228See supra note 7.

229Consumer Watchdog v. Wis. Alumni Research Found., 753 F.3d 1258, 1261 (Fed. Cir. 2014).

230Id. at 1262.

231See USPTO Rules of Professional Conduct, 37 C.F.R. § 11.101 (2014).

232Cf. Rinehart, supra note 11, at 400 (suggesting congressional expansion of standing for cases challenging patents under the Declaratory Judgments Act to recognize restraint on trade or injury to health or safety as conferring standing in patent litigation).

233Id.

234See 35 U.S.C. § 319 (2012).

235See 28 U.S.C. § 2201.

236This language refers to the exclusion of the public from federal court in cases relating directly to the public’s endorsement of technological innovations. See supra Part I.B.

237Lujan v. Defenders of Wildlife, 504 U.S. 555 (1992); see supra text accompanying notes 71– 72.

238See supra Part II.A.2.

239See supra text accompanying note 198.

240Ass’n of Data Processing Serv. Orgs. v. Camp, 397 U.S. 150, 153 (1970); see also supra text accompanying note 82.

241See supra text accompanying notes 94– 97.

242See supra Part III.A.

243See supra text accompanying notes 111–14.

244Administrative Procedure Act, 5 U.S.C. § 702 (2012).

245See supra notes 115–16.

246See supra text accompanying note 48.

247As implied above, this concern is not implicated when an organization is arguing on behalf of its members. See supra text accompanying notes 169–71.

248See supra text accompanying notes 119–21.

249See supra text accompanying notes 166–67.

250See supra text accompanying notes 200–04.

251See supra text accompanying notes 208–12.

252See supra Part III.A.

253See supra Part III.A.

254This burden is borne by the public interest organizations in the sense that members of the public, wishing to have their voices heard in patent litigation, will have to find one of the eligible public interest organizations to take up their respective causes. See supra Part III.A.

255See 35 U.S.C. § 311(b) (2012) (limiting the scope of inter partes review).

256See supra note 213 and accompanying text.

257While this assertion may seem naïve as applied generally, the system proposed will ensure that the organizations selected for this program are of the commendable variety. See supra Part III.A.

258See supra note 219 and accompanying text.

259See supra note 48 and accompanying text.

260See supra note 39 and accompanying text.

261See supra notes 49–56 and accompanying text.

262See supra note 49 and accompanying text.

263See supra note 54 and accompanying text.

264See supra note 56 and accompanying text.

265See supra notes 11– 15 and accompanying text.

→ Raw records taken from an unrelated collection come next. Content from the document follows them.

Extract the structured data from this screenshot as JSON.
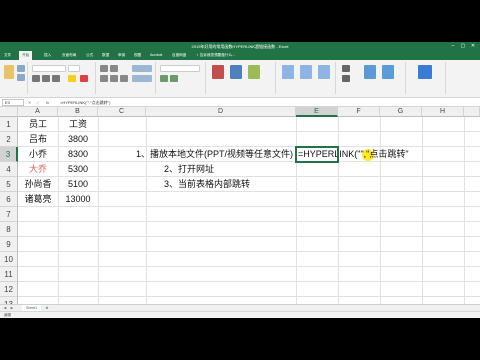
{
  "titlebar": {
    "title": "2019年好用的常用函数HYPERLINK超链接函数 - Excel"
  },
  "ribbon_tabs": [
    "文件",
    "开始",
    "插入",
    "页面布局",
    "公式",
    "数据",
    "审阅",
    "视图",
    "Acrobat",
    "百度网盘",
    "♀ 告诉我您想要做什么..."
  ],
  "formula_bar": {
    "name_box": "E3",
    "fx": "fx",
    "formula": "=HYPERLINK(\"\",\"点击跳转\")"
  },
  "columns": [
    "A",
    "B",
    "C",
    "D",
    "E",
    "F",
    "G",
    "H"
  ],
  "rows": [
    "1",
    "2",
    "3",
    "4",
    "5",
    "6",
    "7",
    "8",
    "9",
    "10",
    "11",
    "12",
    "13",
    "14",
    "15",
    "16"
  ],
  "cells": {
    "A1": "员工",
    "B1": "工资",
    "A2": "吕布",
    "B2": "3800",
    "A3": "小乔",
    "B3": "8300",
    "A4": "大乔",
    "B4": "5300",
    "A5": "孙尚香",
    "B5": "5100",
    "A6": "诸葛亮",
    "B6": "13000",
    "D3": "1、播放本地文件(PPT/视频等任意文件)",
    "D4": "2、打开网址",
    "D5": "3、当前表格内部跳转",
    "E3": "=HYPERLINK(\"\",\"点击跳转\""
  },
  "sheets": [
    "Sheet1"
  ],
  "status": {
    "mode": "编辑"
  },
  "colors": {
    "accent": "#217346",
    "highlight_text": "#e06060",
    "cursor": "#ffe600"
  }
}
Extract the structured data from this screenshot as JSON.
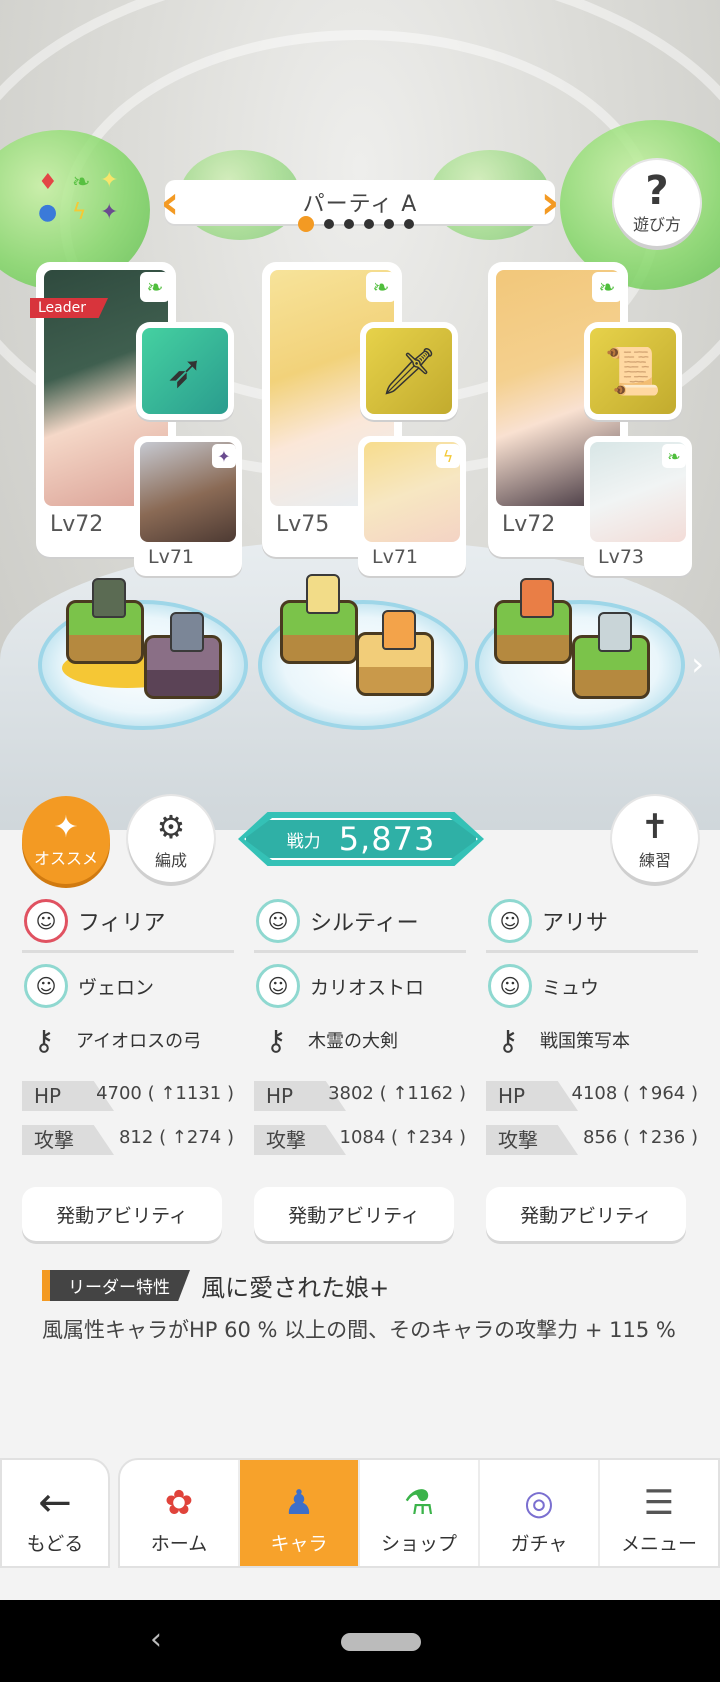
{
  "party": {
    "title": "パーティ A",
    "page_count": 6,
    "active_page": 1
  },
  "help_button": {
    "label": "遊び方",
    "icon": "question-icon"
  },
  "leader_label": "Leader",
  "teams": [
    {
      "main": {
        "level": "Lv72",
        "element": "wind",
        "name": "フィリア"
      },
      "weapon": {
        "name": "アイオロスの弓",
        "icon": "bow-icon",
        "bg": "#39c28f"
      },
      "sub": {
        "level": "Lv71",
        "element": "dark",
        "name": "ヴェロン"
      },
      "hp": "4700 ( ↑1131 )",
      "atk": "812 ( ↑274 )"
    },
    {
      "main": {
        "level": "Lv75",
        "element": "wind",
        "name": "シルティー"
      },
      "weapon": {
        "name": "木霊の大剣",
        "icon": "sword-icon",
        "bg": "#d9c53a"
      },
      "sub": {
        "level": "Lv71",
        "element": "light",
        "name": "カリオストロ"
      },
      "hp": "3802 ( ↑1162 )",
      "atk": "1084 ( ↑234 )"
    },
    {
      "main": {
        "level": "Lv72",
        "element": "wind",
        "name": "アリサ"
      },
      "weapon": {
        "name": "戦国策写本",
        "icon": "book-icon",
        "bg": "#d9c53a"
      },
      "sub": {
        "level": "Lv73",
        "element": "wind",
        "name": "ミュウ"
      },
      "hp": "4108 ( ↑964 )",
      "atk": "856 ( ↑236 )"
    }
  ],
  "power": {
    "label": "戦力",
    "value": "5,873"
  },
  "osusume_label": "オススメ",
  "hensei_label": "編成",
  "renshu_label": "練習",
  "stat_labels": {
    "hp": "HP",
    "atk": "攻撃"
  },
  "ability_button_label": "発動アビリティ",
  "leader_skill": {
    "tag": "リーダー特性",
    "name": "風に愛された娘+",
    "description": "風属性キャラがHP 60 % 以上の間、そのキャラの攻撃力 + 115 %"
  },
  "nav": {
    "back": "もどる",
    "tabs": [
      "ホーム",
      "キャラ",
      "ショップ",
      "ガチャ",
      "メニュー"
    ],
    "active_tab": "キャラ"
  },
  "colors": {
    "accent": "#f39a23",
    "power": "#34c1b6",
    "leader_red": "#d8343c"
  }
}
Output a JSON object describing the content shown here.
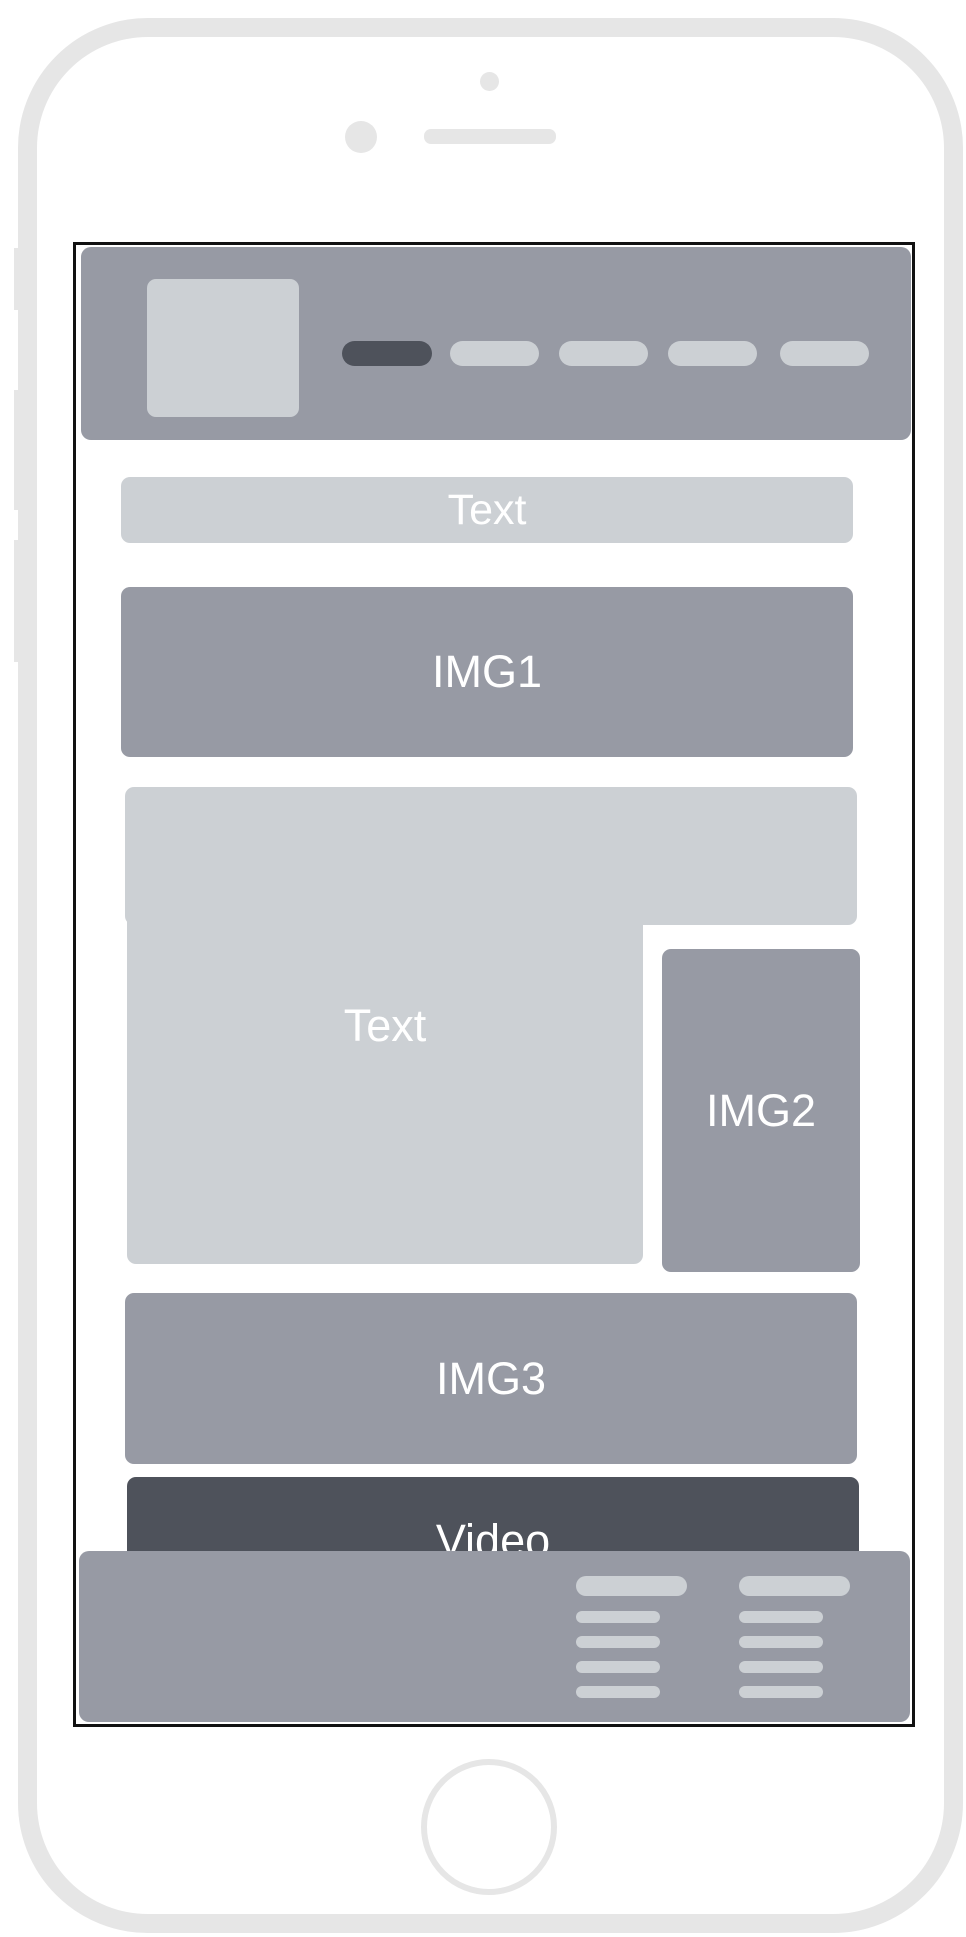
{
  "header": {
    "nav_items": [
      "active",
      "item",
      "item",
      "item",
      "item"
    ]
  },
  "content": {
    "top_text": "Text",
    "img1": "IMG1",
    "body_text": "Text",
    "img2": "IMG2",
    "img3": "IMG3",
    "video": "Video"
  },
  "colors": {
    "frame": "#e6e6e6",
    "dark": "#4e525b",
    "mid": "#979aa4",
    "light": "#ccd0d4"
  }
}
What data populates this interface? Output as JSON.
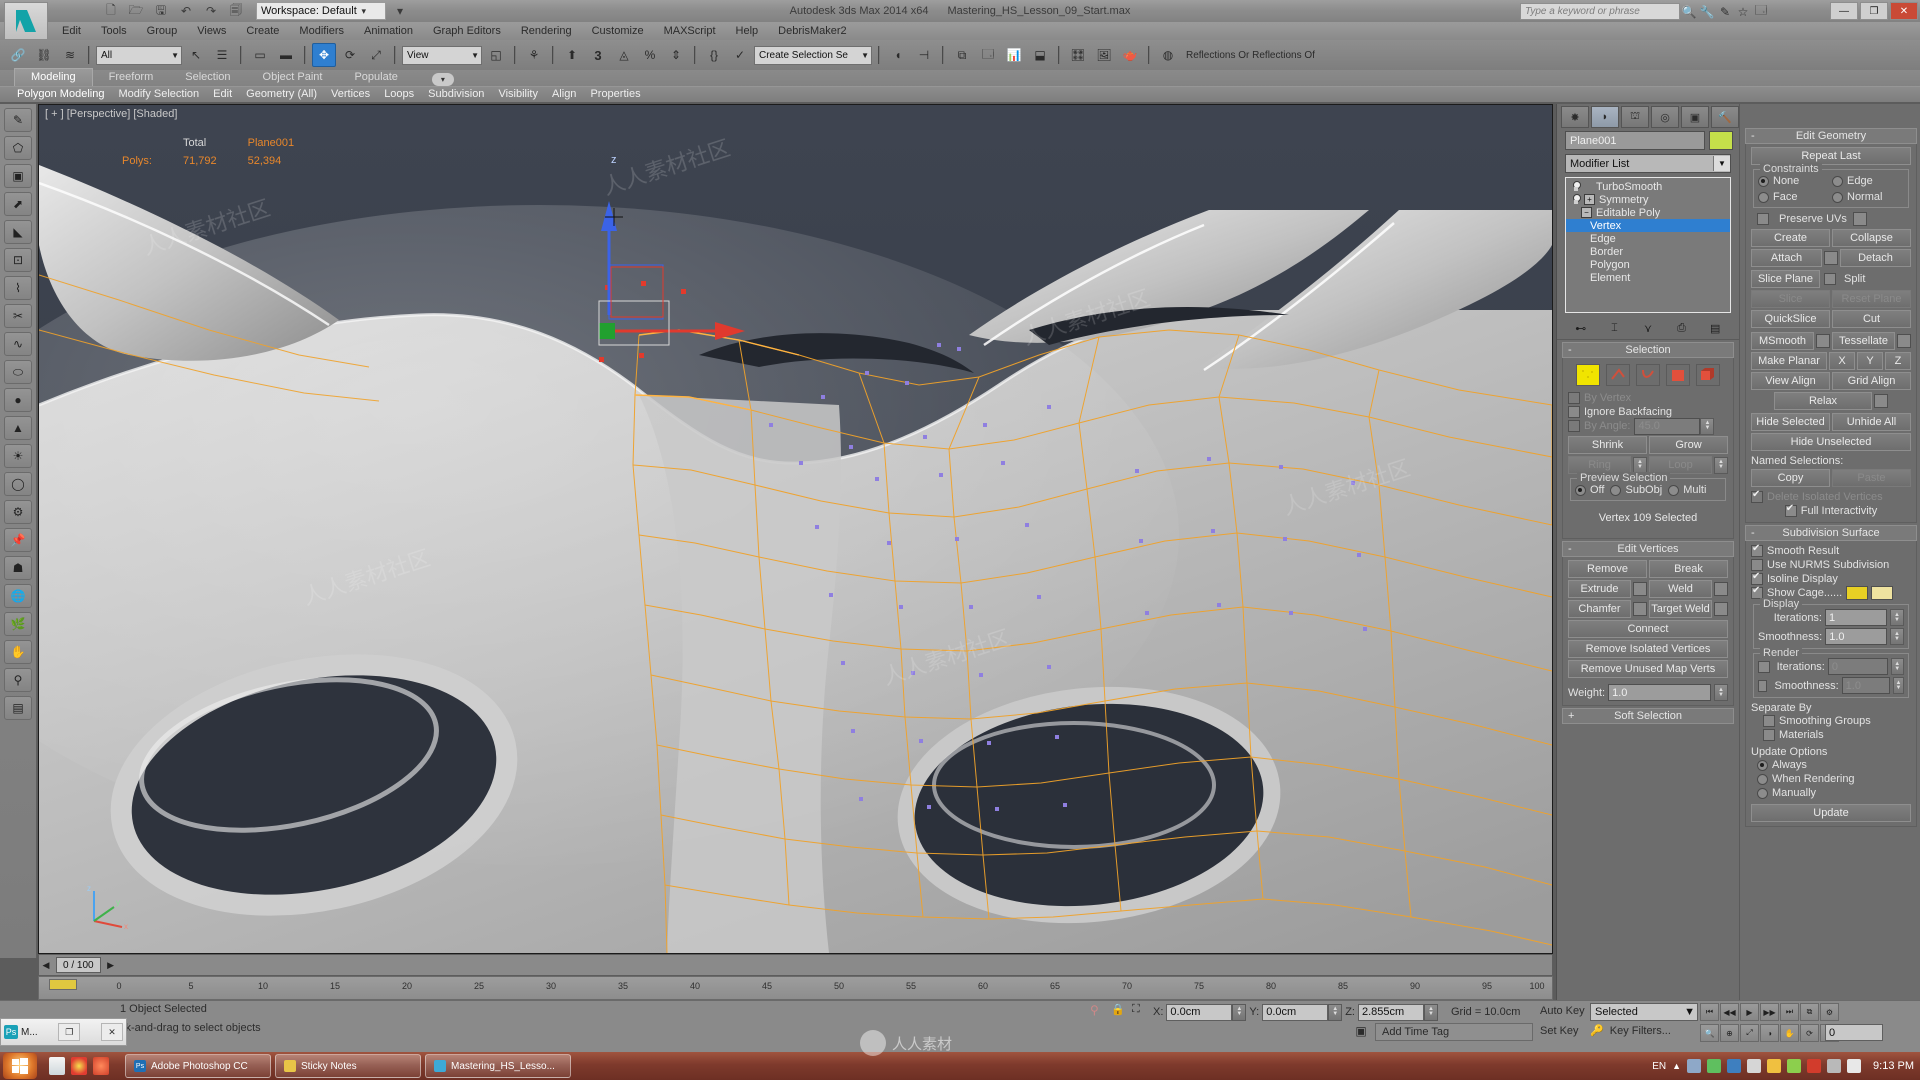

Articles Editor, Emory Law Journal; J.D. Candidate, Emory University School of Law, Class of 2016; M.Phil, University of Cambridge, 2013; B.S., Florida Institute of Technology, 2012. I must express my gratitude to my comment supervisor, Professor James B. Hughes, Jr., whose guidance, feedback, and support proved invaluable through the writing process—and whose pleasant conversations on topics both thought-provoking and timely provided a welcome diversion from the ennui of law school. Further thanks are due to Professor Timothy Holbrook, whose insight made this comment worth the ink and trees sacrificed in its name, and the wonderful editorial staff of Emory Law Journal—in particular, Rebecca Hall and Matt Johnson—who exhibited far more patience with me than I could have mustered for myself. To my family and incomparable friends, thank you for supporting the rather curious notion of wandering into law school after two engineering degrees and little in the way of forethought or preparation. I think we can all agree it could have gone far worse. Finally, I want to thank the engineers, the designers, and the innovators who drive civilization forward with their ingenuity and cleverness; I wrote this comment that the law might see that purpose fulfilled.